The release of Street Fighter IV also marked a genre resurgence of sorts. After several years of declining popularity, all of a sudden it often felt as though you couldn’t move for new games seeking to carve out their own place among the fighting game pantheon. Arcana Hearts, BlazBlue and Battle Fantasia all managed to pick up a loyal fanbase, while a well-received update to Mortal Kombat saw a renewed rivalry between two juggernaut franchises. Since its release, the genre has been coming back in a big way. Other long-forgotten franchises have seen new installments as well: Marvel vs Capcom 3 was an overnight success, while Double Helix handled a resurrection of Rare’s classic Killer Instinct, and indie fighter Skullgirls has enjoyed a warm reception.
Determined not to let arcades completely go the way of the dodo, Capcom showed them some love and released Super Street Fighter IV: Arcade Edition at the end of 2010. The update received a physical console release in June of 2011. It added Evil Ryu, Oni, Yun, and Yang to the cast, but the focus of Arcade Edition was the balance changes. The general design philosophy for this edition was to make it more offensively oriented, as many considered Super to be too defensive. Bizarrely, Ono missed the days of over-powered characters, and as a result Yun was disproportionately fearsome, his power rivaling Sagat from the original Street Fighter IV. The fighting game community rejoiced when this problem (among other balance issues) was fixed with a free patch at the end of 2011.
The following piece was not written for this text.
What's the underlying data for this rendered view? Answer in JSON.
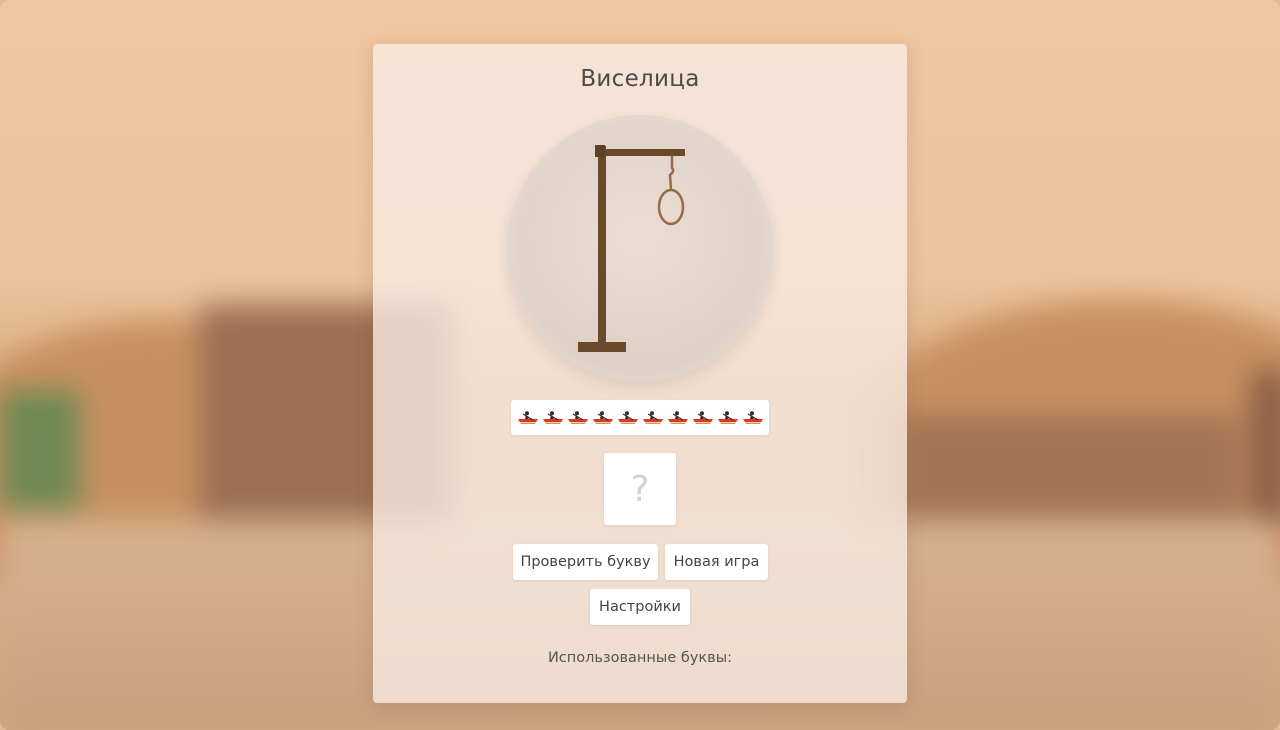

But, of course, as long as Capcom loves money, there will always be more to add. The company has a huge vault of characters fans would love to see return, and with a cast so large there’s always room for some balance changes. Tomorrow sees the release of Ultra Street Fighter IV. Hugo, Elena, Rolento, Poison, and newcomer Decapre are joining the brawl, and players will have the option to select both Ultra Combos in exchange for some damage. There will also be an upgraded Red Focus Attack, that can absorb multiple hits at the cost of two Super meter, and unblockable situations (as well as “vortex” strategies that involve knocking your opponent down and making them continuously play guessing games in order to survive) have been undermined by the ability to delay your wakeup.
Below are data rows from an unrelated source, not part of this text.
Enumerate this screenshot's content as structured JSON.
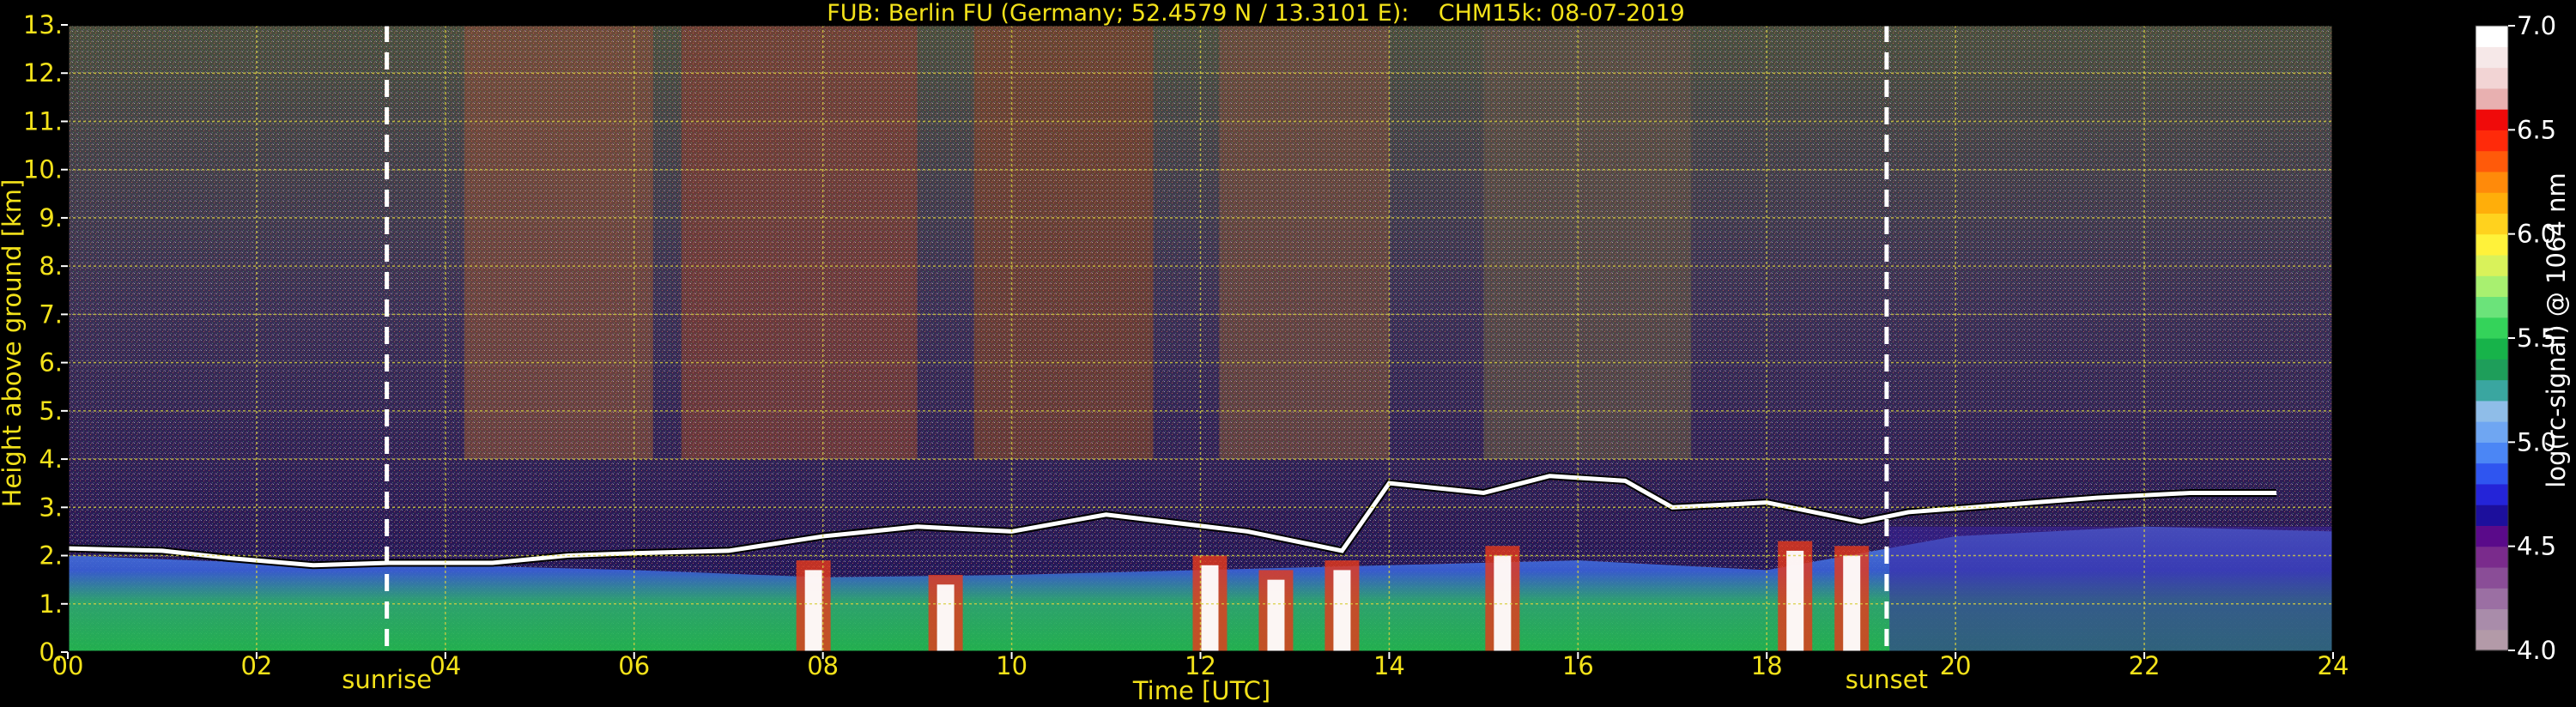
{
  "chart_data": {
    "type": "heatmap",
    "title": "FUB: Berlin FU (Germany; 52.4579 N / 13.3101 E):    CHM15k: 08-07-2019",
    "xlabel": "Time [UTC]",
    "ylabel": "Height above ground [km]",
    "xlim": [
      0,
      24
    ],
    "ylim": [
      0,
      13
    ],
    "x_ticks": [
      "00",
      "02",
      "04",
      "06",
      "08",
      "10",
      "12",
      "14",
      "16",
      "18",
      "20",
      "22",
      "24"
    ],
    "y_ticks": [
      "0.",
      "1.",
      "2.",
      "3.",
      "4.",
      "5.",
      "6.",
      "7.",
      "8.",
      "9.",
      "10.",
      "11.",
      "12.",
      "13."
    ],
    "grid": true,
    "markers": [
      {
        "label": "sunrise",
        "x": 3.38
      },
      {
        "label": "sunset",
        "x": 19.27
      }
    ],
    "colorbar": {
      "label": "log(rc-signal) @ 1064 nm",
      "range": [
        4.0,
        7.0
      ],
      "ticks": [
        "4.0",
        "4.5",
        "5.0",
        "5.5",
        "6.0",
        "6.5",
        "7.0"
      ],
      "colors": [
        "#b39aa8",
        "#a98caa",
        "#9b6fa3",
        "#8a4d97",
        "#7a2b8c",
        "#5a0a8a",
        "#1c0f9c",
        "#2424d8",
        "#2f55f0",
        "#4b86f5",
        "#6fa6f2",
        "#8fbde8",
        "#3aa6a0",
        "#1e9e5a",
        "#17b34a",
        "#34d35a",
        "#6be37a",
        "#a8f070",
        "#d9f25a",
        "#fff23a",
        "#ffd21e",
        "#ffae0a",
        "#ff8a0a",
        "#ff5a0a",
        "#ff2a0a",
        "#f00a0a",
        "#e8b0b0",
        "#f2d4d4",
        "#f6e8e8",
        "#ffffff"
      ]
    },
    "cloud_base_km": [
      {
        "x": 0.0,
        "y": 2.15
      },
      {
        "x": 1.0,
        "y": 2.1
      },
      {
        "x": 1.7,
        "y": 1.95
      },
      {
        "x": 2.6,
        "y": 1.8
      },
      {
        "x": 3.4,
        "y": 1.85
      },
      {
        "x": 4.5,
        "y": 1.85
      },
      {
        "x": 5.3,
        "y": 2.0
      },
      {
        "x": 6.0,
        "y": 2.05
      },
      {
        "x": 7.0,
        "y": 2.1
      },
      {
        "x": 8.0,
        "y": 2.4
      },
      {
        "x": 9.0,
        "y": 2.6
      },
      {
        "x": 10.0,
        "y": 2.5
      },
      {
        "x": 11.0,
        "y": 2.85
      },
      {
        "x": 12.5,
        "y": 2.5
      },
      {
        "x": 13.5,
        "y": 2.1
      },
      {
        "x": 14.0,
        "y": 3.5
      },
      {
        "x": 15.0,
        "y": 3.3
      },
      {
        "x": 15.7,
        "y": 3.65
      },
      {
        "x": 16.5,
        "y": 3.55
      },
      {
        "x": 17.0,
        "y": 3.0
      },
      {
        "x": 18.0,
        "y": 3.1
      },
      {
        "x": 19.0,
        "y": 2.7
      },
      {
        "x": 19.5,
        "y": 2.9
      },
      {
        "x": 20.5,
        "y": 3.05
      },
      {
        "x": 21.5,
        "y": 3.2
      },
      {
        "x": 22.5,
        "y": 3.3
      },
      {
        "x": 23.4,
        "y": 3.3
      }
    ],
    "boundary_layer_top_km": [
      {
        "x": 0.0,
        "y": 2.0
      },
      {
        "x": 2.0,
        "y": 1.85
      },
      {
        "x": 4.0,
        "y": 1.8
      },
      {
        "x": 6.0,
        "y": 1.7
      },
      {
        "x": 8.0,
        "y": 1.55
      },
      {
        "x": 10.0,
        "y": 1.6
      },
      {
        "x": 12.0,
        "y": 1.7
      },
      {
        "x": 14.0,
        "y": 1.8
      },
      {
        "x": 16.0,
        "y": 1.9
      },
      {
        "x": 18.0,
        "y": 1.7
      },
      {
        "x": 20.0,
        "y": 2.4
      },
      {
        "x": 22.0,
        "y": 2.6
      },
      {
        "x": 24.0,
        "y": 2.5
      }
    ],
    "precip_columns": [
      {
        "x": 7.9,
        "top": 1.9
      },
      {
        "x": 9.3,
        "top": 1.6
      },
      {
        "x": 12.1,
        "top": 2.0
      },
      {
        "x": 12.8,
        "top": 1.7
      },
      {
        "x": 13.5,
        "top": 1.9
      },
      {
        "x": 15.2,
        "top": 2.2
      },
      {
        "x": 18.3,
        "top": 2.3
      },
      {
        "x": 18.9,
        "top": 2.2
      }
    ]
  }
}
The Street Fighter series has come a long way over the years. While Street Fighter II may not be the first fighting game ever produced, it undeniably laid the groundwork for every single fighting game following it and the genre would not be where it is today without that single seminal work. When the Street Fighter series has thrived, so too have the other fighting games around it. When it looked like Street Fighter was all but dead, its period of dormancy turned out to be an incubation of something truly great – a game that is hours away from getting its fifth installment, headed by a man who is quite possibly Street Fighter’s number one fan.